══ DATA FOR PROCESSING ══
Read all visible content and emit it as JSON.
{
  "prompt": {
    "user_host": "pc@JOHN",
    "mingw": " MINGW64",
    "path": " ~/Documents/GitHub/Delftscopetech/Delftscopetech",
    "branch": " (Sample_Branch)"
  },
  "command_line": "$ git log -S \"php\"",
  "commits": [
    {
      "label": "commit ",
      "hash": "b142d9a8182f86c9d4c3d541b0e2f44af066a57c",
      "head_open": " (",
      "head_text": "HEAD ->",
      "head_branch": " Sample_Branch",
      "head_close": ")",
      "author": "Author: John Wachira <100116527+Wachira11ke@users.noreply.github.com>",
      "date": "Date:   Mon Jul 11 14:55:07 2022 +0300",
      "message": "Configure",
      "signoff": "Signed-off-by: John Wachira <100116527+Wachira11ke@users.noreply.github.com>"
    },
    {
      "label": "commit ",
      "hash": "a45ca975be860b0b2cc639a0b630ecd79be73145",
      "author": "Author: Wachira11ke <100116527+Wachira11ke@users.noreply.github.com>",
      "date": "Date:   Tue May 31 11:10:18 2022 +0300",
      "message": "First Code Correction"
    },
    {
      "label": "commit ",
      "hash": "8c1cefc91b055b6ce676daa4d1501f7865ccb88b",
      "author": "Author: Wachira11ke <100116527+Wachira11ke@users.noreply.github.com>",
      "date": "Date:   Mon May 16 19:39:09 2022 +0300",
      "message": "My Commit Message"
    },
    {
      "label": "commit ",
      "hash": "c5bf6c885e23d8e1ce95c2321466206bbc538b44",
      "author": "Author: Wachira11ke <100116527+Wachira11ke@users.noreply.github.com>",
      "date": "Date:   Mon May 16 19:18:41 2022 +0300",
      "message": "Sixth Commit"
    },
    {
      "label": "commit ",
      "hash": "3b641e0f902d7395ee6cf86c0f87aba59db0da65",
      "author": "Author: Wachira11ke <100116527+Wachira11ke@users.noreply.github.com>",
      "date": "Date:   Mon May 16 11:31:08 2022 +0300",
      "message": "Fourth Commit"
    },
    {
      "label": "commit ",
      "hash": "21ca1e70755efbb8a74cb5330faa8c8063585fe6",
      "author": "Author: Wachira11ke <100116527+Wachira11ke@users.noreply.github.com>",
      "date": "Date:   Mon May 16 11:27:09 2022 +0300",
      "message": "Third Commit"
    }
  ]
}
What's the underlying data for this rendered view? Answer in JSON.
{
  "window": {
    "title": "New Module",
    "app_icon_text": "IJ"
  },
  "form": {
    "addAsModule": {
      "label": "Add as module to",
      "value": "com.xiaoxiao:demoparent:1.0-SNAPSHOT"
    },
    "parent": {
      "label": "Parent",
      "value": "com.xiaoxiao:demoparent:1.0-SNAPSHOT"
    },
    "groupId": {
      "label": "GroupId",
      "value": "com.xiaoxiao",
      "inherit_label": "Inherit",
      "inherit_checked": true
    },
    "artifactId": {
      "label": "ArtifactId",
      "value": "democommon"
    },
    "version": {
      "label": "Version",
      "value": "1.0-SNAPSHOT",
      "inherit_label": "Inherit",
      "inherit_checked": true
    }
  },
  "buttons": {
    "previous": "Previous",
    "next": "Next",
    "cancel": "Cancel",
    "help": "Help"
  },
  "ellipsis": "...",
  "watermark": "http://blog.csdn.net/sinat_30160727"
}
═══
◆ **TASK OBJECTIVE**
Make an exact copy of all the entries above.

◆ **THE ANSWER**
Read all visible content and emit it as JSON.
{
  "prompt": {
    "user_host": "pc@JOHN",
    "mingw": " MINGW64",
    "path": " ~/Documents/GitHub/Delftscopetech/Delftscopetech",
    "branch": " (Sample_Branch)"
  },
  "command_line": "$ git log -S \"php\"",
  "commits": [
    {
      "label": "commit ",
      "hash": "b142d9a8182f86c9d4c3d541b0e2f44af066a57c",
      "head_open": " (",
      "head_text": "HEAD ->",
      "head_branch": " Sample_Branch",
      "head_close": ")",
      "author": "Author: John Wachira <100116527+Wachira11ke@users.noreply.github.com>",
      "date": "Date:   Mon Jul 11 14:55:07 2022 +0300",
      "message": "Configure",
      "signoff": "Signed-off-by: John Wachira <100116527+Wachira11ke@users.noreply.github.com>"
    },
    {
      "label": "commit ",
      "hash": "a45ca975be860b0b2cc639a0b630ecd79be73145",
      "author": "Author: Wachira11ke <100116527+Wachira11ke@users.noreply.github.com>",
      "date": "Date:   Tue May 31 11:10:18 2022 +0300",
      "message": "First Code Correction"
    },
    {
      "label": "commit ",
      "hash": "8c1cefc91b055b6ce676daa4d1501f7865ccb88b",
      "author": "Author: Wachira11ke <100116527+Wachira11ke@users.noreply.github.com>",
      "date": "Date:   Mon May 16 19:39:09 2022 +0300",
      "message": "My Commit Message"
    },
    {
      "label": "commit ",
      "hash": "c5bf6c885e23d8e1ce95c2321466206bbc538b44",
      "author": "Author: Wachira11ke <100116527+Wachira11ke@users.noreply.github.com>",
      "date": "Date:   Mon May 16 19:18:41 2022 +0300",
      "message": "Sixth Commit"
    },
    {
      "label": "commit ",
      "hash": "3b641e0f902d7395ee6cf86c0f87aba59db0da65",
      "author": "Author: Wachira11ke <100116527+Wachira11ke@users.noreply.github.com>",
      "date": "Date:   Mon May 16 11:31:08 2022 +0300",
      "message": "Fourth Commit"
    },
    {
      "label": "commit ",
      "hash": "21ca1e70755efbb8a74cb5330faa8c8063585fe6",
      "author": "Author: Wachira11ke <100116527+Wachira11ke@users.noreply.github.com>",
      "date": "Date:   Mon May 16 11:27:09 2022 +0300",
      "message": "Third Commit"
    }
  ]
}
What's the underlying data for this rendered view? Answer in JSON.
{
  "window": {
    "title": "New Module",
    "app_icon_text": "IJ"
  },
  "form": {
    "addAsModule": {
      "label": "Add as module to",
      "value": "com.xiaoxiao:demoparent:1.0-SNAPSHOT"
    },
    "parent": {
      "label": "Parent",
      "value": "com.xiaoxiao:demoparent:1.0-SNAPSHOT"
    },
    "groupId": {
      "label": "GroupId",
      "value": "com.xiaoxiao",
      "inherit_label": "Inherit",
      "inherit_checked": true
    },
    "artifactId": {
      "label": "ArtifactId",
      "value": "democommon"
    },
    "version": {
      "label": "Version",
      "value": "1.0-SNAPSHOT",
      "inherit_label": "Inherit",
      "inherit_checked": true
    }
  },
  "buttons": {
    "previous": "Previous",
    "next": "Next",
    "cancel": "Cancel",
    "help": "Help"
  },
  "ellipsis": "...",
  "watermark": "http://blog.csdn.net/sinat_30160727"
}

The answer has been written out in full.